> _ACTIVITY_: Output the records that follow, keeping every line exactly as it is.

> _RECORDS SUPPLIED_:
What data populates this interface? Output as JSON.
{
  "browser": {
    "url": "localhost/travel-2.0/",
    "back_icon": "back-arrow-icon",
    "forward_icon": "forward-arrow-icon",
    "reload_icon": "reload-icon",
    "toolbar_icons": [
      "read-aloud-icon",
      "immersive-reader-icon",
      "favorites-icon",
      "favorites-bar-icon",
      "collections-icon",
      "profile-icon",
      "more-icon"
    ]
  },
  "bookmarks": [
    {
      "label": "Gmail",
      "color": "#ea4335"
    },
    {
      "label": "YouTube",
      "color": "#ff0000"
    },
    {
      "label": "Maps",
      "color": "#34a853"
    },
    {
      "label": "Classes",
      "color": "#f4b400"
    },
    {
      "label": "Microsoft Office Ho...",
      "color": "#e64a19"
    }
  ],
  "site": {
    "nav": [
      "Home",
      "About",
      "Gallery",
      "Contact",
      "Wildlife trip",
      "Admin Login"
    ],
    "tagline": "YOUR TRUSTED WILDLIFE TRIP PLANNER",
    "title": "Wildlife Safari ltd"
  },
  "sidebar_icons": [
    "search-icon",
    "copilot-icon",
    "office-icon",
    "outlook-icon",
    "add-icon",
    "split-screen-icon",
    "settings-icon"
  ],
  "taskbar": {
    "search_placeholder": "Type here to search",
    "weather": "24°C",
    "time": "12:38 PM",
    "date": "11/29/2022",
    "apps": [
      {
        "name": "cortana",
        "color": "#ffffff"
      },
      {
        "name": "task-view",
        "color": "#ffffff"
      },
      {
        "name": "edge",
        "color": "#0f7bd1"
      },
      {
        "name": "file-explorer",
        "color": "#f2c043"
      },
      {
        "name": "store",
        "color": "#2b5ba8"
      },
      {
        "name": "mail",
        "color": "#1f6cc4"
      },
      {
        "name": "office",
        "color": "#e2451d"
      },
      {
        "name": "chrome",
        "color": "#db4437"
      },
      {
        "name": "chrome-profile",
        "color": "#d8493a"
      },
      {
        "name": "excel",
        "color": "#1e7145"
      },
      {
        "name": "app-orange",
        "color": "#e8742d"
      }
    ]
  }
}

> _ANSWER SPACE_:
What data populates this interface? Output as JSON.
{
  "browser": {
    "url": "localhost/travel-2.0/",
    "back_icon": "back-arrow-icon",
    "forward_icon": "forward-arrow-icon",
    "reload_icon": "reload-icon",
    "toolbar_icons": [
      "read-aloud-icon",
      "immersive-reader-icon",
      "favorites-icon",
      "favorites-bar-icon",
      "collections-icon",
      "profile-icon",
      "more-icon"
    ]
  },
  "bookmarks": [
    {
      "label": "Gmail",
      "color": "#ea4335"
    },
    {
      "label": "YouTube",
      "color": "#ff0000"
    },
    {
      "label": "Maps",
      "color": "#34a853"
    },
    {
      "label": "Classes",
      "color": "#f4b400"
    },
    {
      "label": "Microsoft Office Ho...",
      "color": "#e64a19"
    }
  ],
  "site": {
    "nav": [
      "Home",
      "About",
      "Gallery",
      "Contact",
      "Wildlife trip",
      "Admin Login"
    ],
    "tagline": "YOUR TRUSTED WILDLIFE TRIP PLANNER",
    "title": "Wildlife Safari ltd"
  },
  "sidebar_icons": [
    "search-icon",
    "copilot-icon",
    "office-icon",
    "outlook-icon",
    "add-icon",
    "split-screen-icon",
    "settings-icon"
  ],
  "taskbar": {
    "search_placeholder": "Type here to search",
    "weather": "24°C",
    "time": "12:38 PM",
    "date": "11/29/2022",
    "apps": [
      {
        "name": "cortana",
        "color": "#ffffff"
      },
      {
        "name": "task-view",
        "color": "#ffffff"
      },
      {
        "name": "edge",
        "color": "#0f7bd1"
      },
      {
        "name": "file-explorer",
        "color": "#f2c043"
      },
      {
        "name": "store",
        "color": "#2b5ba8"
      },
      {
        "name": "mail",
        "color": "#1f6cc4"
      },
      {
        "name": "office",
        "color": "#e2451d"
      },
      {
        "name": "chrome",
        "color": "#db4437"
      },
      {
        "name": "chrome-profile",
        "color": "#d8493a"
      },
      {
        "name": "excel",
        "color": "#1e7145"
      },
      {
        "name": "app-orange",
        "color": "#e8742d"
      }
    ]
  }
}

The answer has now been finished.